China’s raft of anti-monopoly investigations has become a source of growing controversy. Given that the targets are often American or European firms, much of the debate inevitably surrounds what the real motives for these actions might be. Yet perhaps the most important consideration – one that has so far been largely overlooked – is whether China might become a victim of its own zeal.
It was the recent announcement of an inquiry into the world’s largest software manufacturer that first drew international attention to the activities of the State Administration for Industry and Commerce (SAIC). The seizure of computers and documents from Microsoft’s offices in four Chinese cities fuelled suspicions that some kind of crusade against high-tech Western companies could be under way. After all, leading wireless technology developers Qualcomm and InterDigital were already facing SAIC probes. On August 6, Microsoft was raided once again, this time along with Accenture, its partner in China.
Commentators have since argued that SAIC’s hit-list is shaped by mere coincidence, sheer necessity or something altogether different and there are indeed several points that might immediately be made in China’s defence. For a start, even state-owned enterprises have been the subject of anti-monopoly investigations: China’s foremost liquor producers, Kweichow Moutai Co and Wuliangye Group, were fined RMB449m (US$72 million) for price-fixing only last year.
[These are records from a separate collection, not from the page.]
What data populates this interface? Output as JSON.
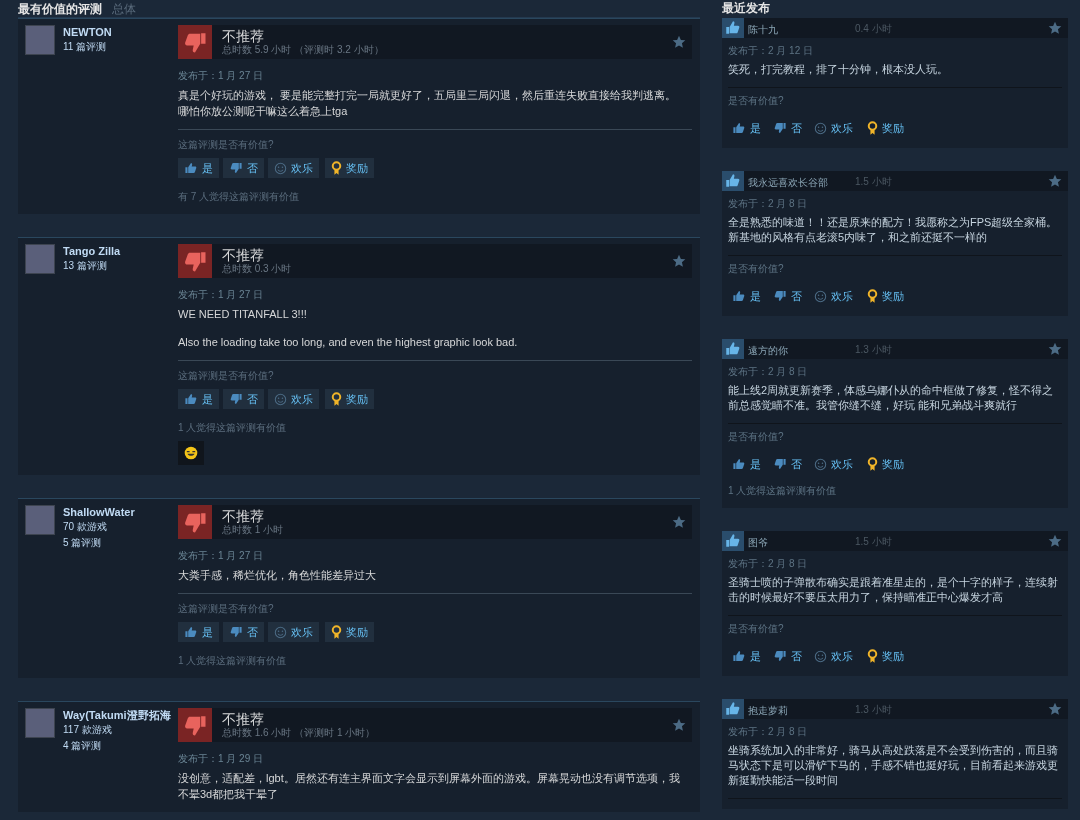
{
  "tabs": [
    {
      "label": "最有价值的评测",
      "selected": true
    },
    {
      "label": "总体",
      "selected": false
    }
  ],
  "recent_heading": "最近发布",
  "helpful_reviews": [
    {
      "author": "NEWTON",
      "stats": [
        "11 篇评测"
      ],
      "verdict": "不推荐",
      "recommended": false,
      "playtime": "总时数 5.9 小时 （评测时 3.2 小时）",
      "date": "发布于：1 月 27 日",
      "paragraphs": [
        "真是个好玩的游戏， 要是能完整打完一局就更好了，五局里三局闪退，然后重连失败直接给我判逃离。哪怕你放公测呢干嘛这么着急上tga"
      ],
      "question": "这篇评测是否有价值?",
      "votes": [
        {
          "kind": "up",
          "label": "是"
        },
        {
          "kind": "down",
          "label": "否"
        },
        {
          "kind": "funny",
          "label": "欢乐"
        },
        {
          "kind": "award",
          "label": "奖励"
        }
      ],
      "helpful_count": "有 7 人觉得这篇评测有价值",
      "has_award": false
    },
    {
      "author": "Tango Zilla",
      "stats": [
        "13 篇评测"
      ],
      "verdict": "不推荐",
      "recommended": false,
      "playtime": "总时数 0.3 小时",
      "date": "发布于：1 月 27 日",
      "paragraphs": [
        "WE NEED TITANFALL 3!!!",
        "Also the loading take too long, and even the highest graphic look bad."
      ],
      "question": "这篇评测是否有价值?",
      "votes": [
        {
          "kind": "up",
          "label": "是"
        },
        {
          "kind": "down",
          "label": "否"
        },
        {
          "kind": "funny",
          "label": "欢乐"
        },
        {
          "kind": "award",
          "label": "奖励"
        }
      ],
      "helpful_count": "1 人觉得这篇评测有价值",
      "has_award": true
    },
    {
      "author": "ShallowWater",
      "stats": [
        "70 款游戏",
        "5 篇评测"
      ],
      "verdict": "不推荐",
      "recommended": false,
      "playtime": "总时数 1 小时",
      "date": "发布于：1 月 27 日",
      "paragraphs": [
        "大粪手感，稀烂优化，角色性能差异过大"
      ],
      "question": "这篇评测是否有价值?",
      "votes": [
        {
          "kind": "up",
          "label": "是"
        },
        {
          "kind": "down",
          "label": "否"
        },
        {
          "kind": "funny",
          "label": "欢乐"
        },
        {
          "kind": "award",
          "label": "奖励"
        }
      ],
      "helpful_count": "1 人觉得这篇评测有价值",
      "has_award": false
    },
    {
      "author": "Way(Takumi澄野拓海",
      "stats": [
        "117 款游戏",
        "4 篇评测"
      ],
      "verdict": "不推荐",
      "recommended": false,
      "playtime": "总时数 1.6 小时 （评测时 1 小时）",
      "date": "发布于：1 月 29 日",
      "paragraphs": [
        "没创意，适配差，lgbt。居然还有连主界面文字会显示到屏幕外面的游戏。屏幕晃动也没有调节选项，我不晕3d都把我干晕了"
      ],
      "has_award": false
    }
  ],
  "recent_reviews": [
    {
      "author": "陈十九",
      "recommended": true,
      "playtime": "0.4 小时",
      "date": "发布于：2 月 12 日",
      "text": "笑死，打完教程，排了十分钟，根本没人玩。",
      "question": "是否有价值?",
      "votes": [
        {
          "kind": "up",
          "label": "是"
        },
        {
          "kind": "down",
          "label": "否"
        },
        {
          "kind": "funny",
          "label": "欢乐"
        },
        {
          "kind": "award",
          "label": "奖励"
        }
      ]
    },
    {
      "author": "我永远喜欢长谷部",
      "recommended": true,
      "playtime": "1.5 小时",
      "date": "发布于：2 月 8 日",
      "text": "全是熟悉的味道！！还是原来的配方！我愿称之为FPS超级全家桶。新基地的风格有点老滚5内味了，和之前还挺不一样的",
      "question": "是否有价值?",
      "votes": [
        {
          "kind": "up",
          "label": "是"
        },
        {
          "kind": "down",
          "label": "否"
        },
        {
          "kind": "funny",
          "label": "欢乐"
        },
        {
          "kind": "award",
          "label": "奖励"
        }
      ]
    },
    {
      "author": "遠方的你",
      "recommended": true,
      "playtime": "1.3 小时",
      "date": "发布于：2 月 8 日",
      "text": "能上线2周就更新赛季，体感乌娜仆从的命中框做了修复，怪不得之前总感觉瞄不准。我管你缝不缝，好玩 能和兄弟战斗爽就行",
      "question": "是否有价值?",
      "votes": [
        {
          "kind": "up",
          "label": "是"
        },
        {
          "kind": "down",
          "label": "否"
        },
        {
          "kind": "funny",
          "label": "欢乐"
        },
        {
          "kind": "award",
          "label": "奖励"
        }
      ],
      "helpful_count": "1 人觉得这篇评测有价值"
    },
    {
      "author": "图爷",
      "recommended": true,
      "playtime": "1.5 小时",
      "date": "发布于：2 月 8 日",
      "text": "圣骑士喷的子弹散布确实是跟着准星走的，是个十字的样子，连续射击的时候最好不要压太用力了，保持瞄准正中心爆发才高",
      "question": "是否有价值?",
      "votes": [
        {
          "kind": "up",
          "label": "是"
        },
        {
          "kind": "down",
          "label": "否"
        },
        {
          "kind": "funny",
          "label": "欢乐"
        },
        {
          "kind": "award",
          "label": "奖励"
        }
      ]
    },
    {
      "author": "抱走萝莉",
      "recommended": true,
      "playtime": "1.3 小时",
      "date": "发布于：2 月 8 日",
      "text": "坐骑系统加入的非常好，骑马从高处跌落是不会受到伤害的，而且骑马状态下是可以滑铲下马的，手感不错也挺好玩，目前看起来游戏更新挺勤快能活一段时间"
    }
  ]
}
The Chinese government has also not confined its interest to the high-tech sector: it has pursued a number of major foreign pharmaceutical companies, for instance, including GlaxoSmithKline, AstraZeneca, Roche, Bayer and Sanofi. Now, car firms Audi and Chrysler are in the regulators’ sights. And China is hardly unique. High-tech firms – Microsoft among them – have been involved in similar cases all over the world, including in the US and within the EU.
Nonetheless, a straightforward desire to stamp out anti-competitive behaviour cannot entirely explain SAIC’s current fervour. It is right to concede, for instance, that China has long been concerned by the security implications of using US-made technology products – witness the government’s reluctance to procure PCs loaded with Windows 8 – and Edward Snowden’s claims about American IT companies’ complicity in far-reaching spying programme have undoubtedly heightened such fears.
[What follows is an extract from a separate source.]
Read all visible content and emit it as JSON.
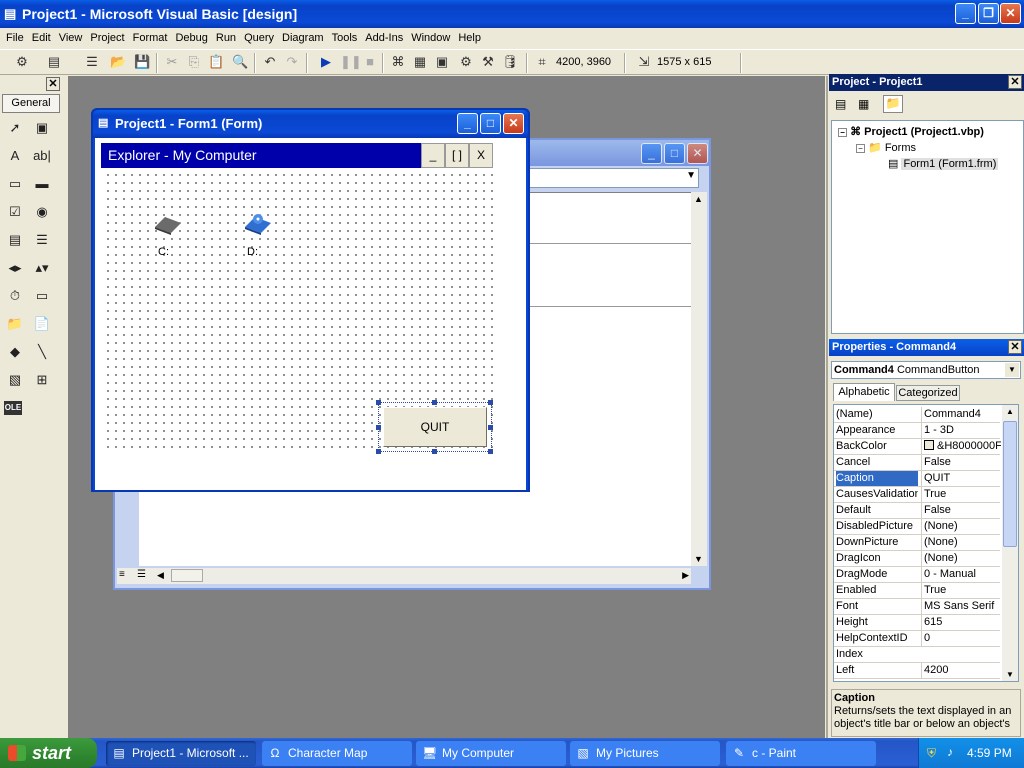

But maybe the most realistic scenario of all can be found in the middle ground that stretches between the all-out apologists and the full-blown conspiracy theorists. It is that the principal aim of China’s push against Western monopolies is to protect and promote the cause of Chinese innovation.
By way of illustration, take TD-SCDMA, China’s so-called “indigenous standard” for third-generation (3G) mobile telecommunications. Having relied exclusively on Western technology in the 2G era, China was keen for its own version to compete directly with rival 3G standards developed in the West. The government offered financial support for TD-SCDMA developer Datang Telecom, set up a dedicated alliance of domestic and foreign vendors and granted a TD-SCDMA 3G licence to China Mobile.
Unfortunately, Datang owns only a small share of the technology patents used in TD-SCDMA, which remains primitive in comparison with its competitors. As a result, many Chinese consumers now find themselves saddled with an inferior technology that lags at least three to five years behind its Western rivals; and China Mobile, the largest mobile provider in China and the world, has seen its market share and value decline accordingly. Clearly, China’s efforts to come up with indigenous innovation are being hampered.
The advent of 4G promises little better. For China Mobile a smooth evolution requires huge extra investment in hardware and software: predictably hamstrung, its 4G service is still at a disadvantage even to some rivals’ 3G offering. This is the social welfare loss that China pays for its sticking to its indigenous but inferior technology.
Bad old days
Situations such as these have uncomfortable echoes of a China many thought was long gone. During the years of isolation that preceded economic reform, Chinese consumers were wearily accustomed to second-class products and services. Any arbitrary rejection of cutting-edge technology from elsewhere in the world may well deliver a short-term boost to domestic firms, but it also risks a return to the bad old days.
The ban on accessing the likes of Google search, Gmail, Google Scholar, Facebook and Twitter represents the apogee of this trend to date. Complaints have been prolonged, loud and clear – particularly from scientists, many of whom have been cut off from the international frontiers of research – yet the situation persists.
It may only be a matter of time before China surpasses the US as the largest economy on Earth, and yet it is vital to remember that power is measured in much more than GDP. Technology also counts, and the fact is that China’s own capacity for innovation is still in its infancy, whatever the 15-year plans may say.
Now it increasingly appears China is determined to catch up with the West while simultaneously discriminating against the very same technological excellence it hopes one day to emulate. Such an approach is likely to demand both considerable patience and enormous cost. The de-Westernisation implicit in the anti-monopoly drive suggests policymakers are willing to pay the price, but denying consumers the best the market has to offer in the meantime must ultimately be deemed an act of wilful deprivation. It is fundamentally at odds with China’s declared ambition to become an innovation-orientated nation fit for the information age.